  11. tracecom

    AAC Fanatic!

    Apr 16, 2010
    3,869
    1,393
  12. sirch2

    Well-Known Member

    Jan 21, 2013
    1,008
    351
    PIR may work as long as the bats are not likely to follow each other into the box too closely - but then broken beam may suffer from the same problem.

    Here's one from ebay UK http://www.ebay.co.uk/itm/HC-SR501-...sor-Arduino-Robotics-/171082585751#vi-content

    Obviously you will need more than just this - at least some kind of microprocessor (e.g. and Arduino), a display, batteries/power supply and an enclosure to keep it dry. Do you have any electronics knowledge?

    An alternative may be to rig up a mechanical counter. I'm assuming that the bats climb up into the box via the grooves on the wood. If so, if you could replace this with a piece of mesh hanging off a lever then when a bat climbs on it the lever could increment a tally counter. I'm guessing the bats are only a few grams so this could be a bit tricky to set up but may be easier than electronics depending on your skill set.
     
  13. LDC3

    Active Member

    Apr 27, 2013
    920
    160
    I'm guessing that the bats are already tagged. You could try an induction loop around the entrance and detect the metal bands on the bats. Would aluminum register a change in the induction loop?
     
  14. Potato Pudding

    Well-Known Member

    Jun 11, 2010
    684
    92
    The beam break detector you linked seems affordable. It would be easy enough to hack. Disconnect - unsolder the alarm since that is not needed and might disturb the bats. Connecting from the Led signal you can get a count. Before you get this detector, get your counter.

    For your counter, an easy type to hack are pedometers which can probably be had at a bargain shop for only a couple of pounds. You might find that a simple mechanical or wiring configuration will work with the pedometer without needing the photointerruptor.

    But you can do much fancier work with something like a raspberry pi, or an arduino.

    If you wanted to use those then there are all kinds of options and you can replace the photointerruptor with many types of parts that you might find scrap.
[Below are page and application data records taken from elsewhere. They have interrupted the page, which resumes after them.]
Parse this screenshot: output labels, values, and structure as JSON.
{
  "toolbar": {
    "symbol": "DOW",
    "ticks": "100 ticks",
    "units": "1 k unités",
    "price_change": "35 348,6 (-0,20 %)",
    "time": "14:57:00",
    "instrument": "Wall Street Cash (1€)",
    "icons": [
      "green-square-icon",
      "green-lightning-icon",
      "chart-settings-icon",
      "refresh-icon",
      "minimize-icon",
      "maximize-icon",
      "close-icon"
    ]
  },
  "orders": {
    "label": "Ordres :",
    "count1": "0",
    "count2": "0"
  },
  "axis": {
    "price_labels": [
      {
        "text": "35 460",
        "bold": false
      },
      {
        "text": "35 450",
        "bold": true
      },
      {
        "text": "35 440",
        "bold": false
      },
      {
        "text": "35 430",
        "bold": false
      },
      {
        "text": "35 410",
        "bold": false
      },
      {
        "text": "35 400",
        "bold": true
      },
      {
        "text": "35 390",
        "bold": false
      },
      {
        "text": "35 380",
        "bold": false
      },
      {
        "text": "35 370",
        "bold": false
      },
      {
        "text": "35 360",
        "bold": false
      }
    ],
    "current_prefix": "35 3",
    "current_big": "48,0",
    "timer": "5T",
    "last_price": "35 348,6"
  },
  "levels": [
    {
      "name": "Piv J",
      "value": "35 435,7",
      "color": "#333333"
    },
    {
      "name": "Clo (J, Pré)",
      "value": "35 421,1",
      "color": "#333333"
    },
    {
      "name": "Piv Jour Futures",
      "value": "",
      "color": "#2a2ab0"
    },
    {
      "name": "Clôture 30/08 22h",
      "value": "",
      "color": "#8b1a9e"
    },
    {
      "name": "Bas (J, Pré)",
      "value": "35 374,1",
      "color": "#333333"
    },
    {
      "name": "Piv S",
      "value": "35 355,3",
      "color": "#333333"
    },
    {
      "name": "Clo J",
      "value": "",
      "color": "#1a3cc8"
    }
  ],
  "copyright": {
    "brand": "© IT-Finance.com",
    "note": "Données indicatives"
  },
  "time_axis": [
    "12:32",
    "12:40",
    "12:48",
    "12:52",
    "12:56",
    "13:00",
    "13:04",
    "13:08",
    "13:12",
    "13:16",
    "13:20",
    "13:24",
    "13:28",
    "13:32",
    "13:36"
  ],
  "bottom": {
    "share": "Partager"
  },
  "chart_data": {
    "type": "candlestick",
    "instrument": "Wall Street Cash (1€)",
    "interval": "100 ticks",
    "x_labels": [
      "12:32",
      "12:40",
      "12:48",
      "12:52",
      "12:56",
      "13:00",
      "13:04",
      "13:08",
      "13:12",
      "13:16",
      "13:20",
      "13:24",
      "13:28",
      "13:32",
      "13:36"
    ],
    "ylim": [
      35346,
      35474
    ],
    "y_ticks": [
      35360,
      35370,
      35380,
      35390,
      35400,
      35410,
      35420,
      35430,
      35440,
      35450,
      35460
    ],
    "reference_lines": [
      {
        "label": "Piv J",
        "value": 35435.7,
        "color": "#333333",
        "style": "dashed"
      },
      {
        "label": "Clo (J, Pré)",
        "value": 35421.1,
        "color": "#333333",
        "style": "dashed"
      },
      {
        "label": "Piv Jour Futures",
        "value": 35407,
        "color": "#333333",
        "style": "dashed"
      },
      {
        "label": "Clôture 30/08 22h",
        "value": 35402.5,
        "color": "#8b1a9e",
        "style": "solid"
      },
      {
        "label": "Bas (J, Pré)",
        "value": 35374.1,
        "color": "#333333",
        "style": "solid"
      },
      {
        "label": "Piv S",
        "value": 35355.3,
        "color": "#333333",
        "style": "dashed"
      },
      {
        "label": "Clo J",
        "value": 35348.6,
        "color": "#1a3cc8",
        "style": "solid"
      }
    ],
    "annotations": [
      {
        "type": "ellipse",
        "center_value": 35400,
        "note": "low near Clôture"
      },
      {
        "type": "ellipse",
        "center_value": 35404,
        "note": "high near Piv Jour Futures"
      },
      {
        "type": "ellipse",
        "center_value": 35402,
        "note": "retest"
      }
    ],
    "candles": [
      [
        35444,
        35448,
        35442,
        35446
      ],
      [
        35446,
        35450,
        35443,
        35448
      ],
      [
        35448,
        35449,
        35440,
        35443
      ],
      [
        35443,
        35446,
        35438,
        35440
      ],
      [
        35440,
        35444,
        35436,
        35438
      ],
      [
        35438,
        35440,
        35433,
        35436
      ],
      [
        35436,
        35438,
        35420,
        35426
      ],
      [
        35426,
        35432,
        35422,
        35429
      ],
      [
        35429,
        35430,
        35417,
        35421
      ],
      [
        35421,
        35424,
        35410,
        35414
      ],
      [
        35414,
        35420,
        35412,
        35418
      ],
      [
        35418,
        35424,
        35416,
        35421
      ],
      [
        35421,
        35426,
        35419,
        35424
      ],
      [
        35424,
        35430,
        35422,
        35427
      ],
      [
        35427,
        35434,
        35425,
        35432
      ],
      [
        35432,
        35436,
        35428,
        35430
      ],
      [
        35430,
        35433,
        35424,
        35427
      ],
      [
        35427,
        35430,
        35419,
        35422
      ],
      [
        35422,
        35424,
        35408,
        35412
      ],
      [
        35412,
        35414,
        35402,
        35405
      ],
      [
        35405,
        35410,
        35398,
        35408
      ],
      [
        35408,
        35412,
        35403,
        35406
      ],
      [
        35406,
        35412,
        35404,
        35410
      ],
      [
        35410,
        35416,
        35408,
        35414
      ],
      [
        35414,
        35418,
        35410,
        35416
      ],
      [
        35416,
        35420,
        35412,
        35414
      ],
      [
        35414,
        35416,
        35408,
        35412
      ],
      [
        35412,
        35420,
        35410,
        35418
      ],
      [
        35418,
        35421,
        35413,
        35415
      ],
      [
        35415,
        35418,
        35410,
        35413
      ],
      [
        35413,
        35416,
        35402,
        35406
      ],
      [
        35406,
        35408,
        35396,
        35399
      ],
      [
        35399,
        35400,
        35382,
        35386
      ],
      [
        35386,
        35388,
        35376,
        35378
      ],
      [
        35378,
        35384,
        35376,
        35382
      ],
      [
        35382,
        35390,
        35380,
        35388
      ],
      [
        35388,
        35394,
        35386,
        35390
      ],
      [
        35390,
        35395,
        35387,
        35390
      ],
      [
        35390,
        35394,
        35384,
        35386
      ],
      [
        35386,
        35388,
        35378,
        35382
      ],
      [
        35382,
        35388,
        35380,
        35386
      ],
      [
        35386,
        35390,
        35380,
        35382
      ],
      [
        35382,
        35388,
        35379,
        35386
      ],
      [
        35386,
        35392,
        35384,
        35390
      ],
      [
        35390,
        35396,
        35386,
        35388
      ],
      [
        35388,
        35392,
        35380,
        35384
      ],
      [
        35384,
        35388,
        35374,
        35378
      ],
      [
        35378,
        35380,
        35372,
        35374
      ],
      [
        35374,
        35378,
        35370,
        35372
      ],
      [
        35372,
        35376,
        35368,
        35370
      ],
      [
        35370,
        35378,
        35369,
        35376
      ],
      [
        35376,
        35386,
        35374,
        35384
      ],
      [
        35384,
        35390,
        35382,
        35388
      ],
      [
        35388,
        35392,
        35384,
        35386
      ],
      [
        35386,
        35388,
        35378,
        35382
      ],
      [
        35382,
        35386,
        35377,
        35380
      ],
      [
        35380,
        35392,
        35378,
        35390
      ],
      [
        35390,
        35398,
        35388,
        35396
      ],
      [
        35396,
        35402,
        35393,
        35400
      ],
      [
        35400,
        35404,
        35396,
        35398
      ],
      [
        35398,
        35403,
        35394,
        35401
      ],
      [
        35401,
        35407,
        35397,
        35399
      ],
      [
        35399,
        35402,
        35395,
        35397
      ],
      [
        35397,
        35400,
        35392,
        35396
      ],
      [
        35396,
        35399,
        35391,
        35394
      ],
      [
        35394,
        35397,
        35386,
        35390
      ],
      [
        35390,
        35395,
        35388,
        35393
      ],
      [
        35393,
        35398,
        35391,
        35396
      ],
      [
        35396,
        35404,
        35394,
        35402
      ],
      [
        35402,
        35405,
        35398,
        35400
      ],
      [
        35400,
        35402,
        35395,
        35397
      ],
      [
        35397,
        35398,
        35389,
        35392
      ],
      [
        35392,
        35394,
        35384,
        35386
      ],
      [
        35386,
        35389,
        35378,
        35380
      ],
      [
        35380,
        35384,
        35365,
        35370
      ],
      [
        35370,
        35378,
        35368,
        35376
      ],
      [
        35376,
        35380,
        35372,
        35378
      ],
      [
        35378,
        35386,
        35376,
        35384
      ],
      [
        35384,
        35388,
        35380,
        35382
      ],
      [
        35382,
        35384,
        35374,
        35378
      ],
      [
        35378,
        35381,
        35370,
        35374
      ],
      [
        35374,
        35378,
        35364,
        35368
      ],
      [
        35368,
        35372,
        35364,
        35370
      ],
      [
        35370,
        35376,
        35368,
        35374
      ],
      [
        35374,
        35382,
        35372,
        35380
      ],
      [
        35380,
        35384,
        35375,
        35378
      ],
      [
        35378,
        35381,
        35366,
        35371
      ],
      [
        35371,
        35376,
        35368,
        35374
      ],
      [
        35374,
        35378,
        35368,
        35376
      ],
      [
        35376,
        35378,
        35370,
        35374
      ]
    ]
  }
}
You can have the count sent directly to a computer. Include a time stamp. Have a picture taken every time a bat leaves. Measure temperature. Measure light levels.

    Possibly you could collect grant money eligible types of research data.
     
  15. Potato Pudding

    Well-Known Member

    Jun 11, 2010
    684
    92
    I second the idea of using a mechanical trigger.

    I would suggest a lightweight wooden shingle as the landing dock. Have it on a set of lever arms. Have those lever arms spring supported. Connect the lever arms to a potentiometer (or variable capacitor like you find in old radio tuners might give a smoother signal.) Take a measure of the voltage changes on the potentiometer. You`ll get not just an idea of when there is bat moving in or out but with some calibration and design finesse, can actually measure their weight and tell from that if there is more than one.
     
  16. BC107C

    New Member

    Apr 3, 2011
    14
    1
    Can you (ie are you allowed) to attach an RFID tag to each bat? Than you can use an RFID reader inside the box or just at the exit. You will have now extensive real time data!

    The sensor at the exit will not always give you exact data, sometimes the animal can go out half way than back in. So You will need 2 sensors to detect the direction and completion.
    Anyway, nice challange, good luck!
     
  17. TheReremouse

    Thread Starter New Member

    Aug 11, 2013
    4
    0
    Wow, you guys are amazing - Thanks for all this - I will look at all these ideas tonight with my hubby and see which he thinks is the most feasible for us. To answer questions above: Yes, the bats are very light - 4-6 grams each; No, not allowed to tag them or attach anything without a special licence which I could get, but not in time for release. I have a couple of pedometers knocking around - I think the break beam attached to pedometer might do it - although I have been thinking about the raspberry pi thing too.... I could borrow a trail cam that takes a photo when it detects motion, but I'm not sure it is sensitive enough to pick up the bats.

    Thanks so much for the ideas!
     
Loading...